August 6, 2009
City puts up $15,000 towards grant application to better chances of being awarded $3 million
By DAVID TELLER
If the Cheney Fire Department can spend $15,000 from its budget to get $3 million then Fire Chief Mike Winters said he's willing to do it.
At the July 28 Cheney City Council meeting, a resolution was approved to apply $15,000 toward an application for getting a grant to pay for renovating the Fire Department building. Winters said the funding put forth by the city is a “good will gesture” to better the city's chance of being awarded the grant because no matching funds are required.
If the city does not receive the grant, the $15,000 in city funding is not spent.
Winters said he would like to have used to land where the Wren Pierson Building now sits to build a joint police and fire facility. That was not practical because of the short time line of applying for the grant, which is only open for 30 days.
Competition for the grants will be tough.

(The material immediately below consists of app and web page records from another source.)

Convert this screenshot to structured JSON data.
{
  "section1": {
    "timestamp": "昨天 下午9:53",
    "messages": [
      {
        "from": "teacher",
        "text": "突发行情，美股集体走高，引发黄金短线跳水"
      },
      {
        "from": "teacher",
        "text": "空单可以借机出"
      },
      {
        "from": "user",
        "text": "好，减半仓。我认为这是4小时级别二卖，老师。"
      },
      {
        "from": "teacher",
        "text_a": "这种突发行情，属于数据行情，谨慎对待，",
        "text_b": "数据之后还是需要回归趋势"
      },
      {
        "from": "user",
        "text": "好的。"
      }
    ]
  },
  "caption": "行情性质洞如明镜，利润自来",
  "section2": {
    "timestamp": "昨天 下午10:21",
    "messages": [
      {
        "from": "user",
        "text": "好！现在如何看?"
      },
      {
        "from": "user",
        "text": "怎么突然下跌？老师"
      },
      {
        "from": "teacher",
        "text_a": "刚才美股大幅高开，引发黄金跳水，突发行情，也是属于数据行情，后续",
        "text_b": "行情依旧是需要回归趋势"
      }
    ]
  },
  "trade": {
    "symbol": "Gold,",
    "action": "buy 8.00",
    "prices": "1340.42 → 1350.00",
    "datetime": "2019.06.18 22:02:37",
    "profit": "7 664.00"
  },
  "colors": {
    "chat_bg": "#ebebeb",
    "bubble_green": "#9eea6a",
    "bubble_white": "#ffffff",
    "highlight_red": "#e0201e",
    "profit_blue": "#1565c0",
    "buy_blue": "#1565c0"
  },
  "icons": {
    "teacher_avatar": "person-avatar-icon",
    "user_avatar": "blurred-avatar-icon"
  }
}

Winters said there is about $210 million in grant funding offered by the Department of Homeland Security to cover about $30 billion in requests.
If the Wren Pierson Building insurance settlement had not been decided by the time the grant for the new construction was awarded, then Winters said his department would lose that funding, so he stayed with what he could count on. He added that he wants the project to be “shovel ready” in four to six months.
“Timing is going to be everything on this whole thing,” Winters said.
Cheney Lt. Ken Johnson completed the grant application. He said the renovation would provide more resident living quarters, a decontamination area, female facilities and updating the current amenities in the building.
Built in 1972, the current building is lacking many features namely because it was built for a volunteer staff. Now there are residents living there year round. Johnson said there are three people on duty at all times plus the six resident firefighters which creates a crowded kitchen at shift change.
Winters said the kitchen is too small and the appliances are outdated to the point of being dangerous. The dishwasher runs three to four times a day and the oven needs nearly twice the cooking time. To thwart germs and infection, he said a kitchen with that much use should be all stainless steel.
The remodel is to also keep up with the demands of the city's growth. The number of calls the department receives is almost double from what it was just eight years ago and continues to increase about 10 percent a year. Johnson said the residents not on duty are dealing with long periods of sleep deprivation because the frequent calls for service wake everyone in the building.
Winters said the building does not meet other requirements from the National Fire Protection Association, the Occupational Health and Safety Administration, and the Washington Administrative Code.
If Cheney Fire Department is awarded the grant, the next hurdle is operations. Winters said the remodel would be done in phases, but the department still has to maintain operations, which he said might include the administration setting up in a construction office trailer. He said the engines would still need covered storage too.
Regardless of funding, Winters said he has no intention of vacating the current location.
David Teller can be reached at firstname.lastname@example.org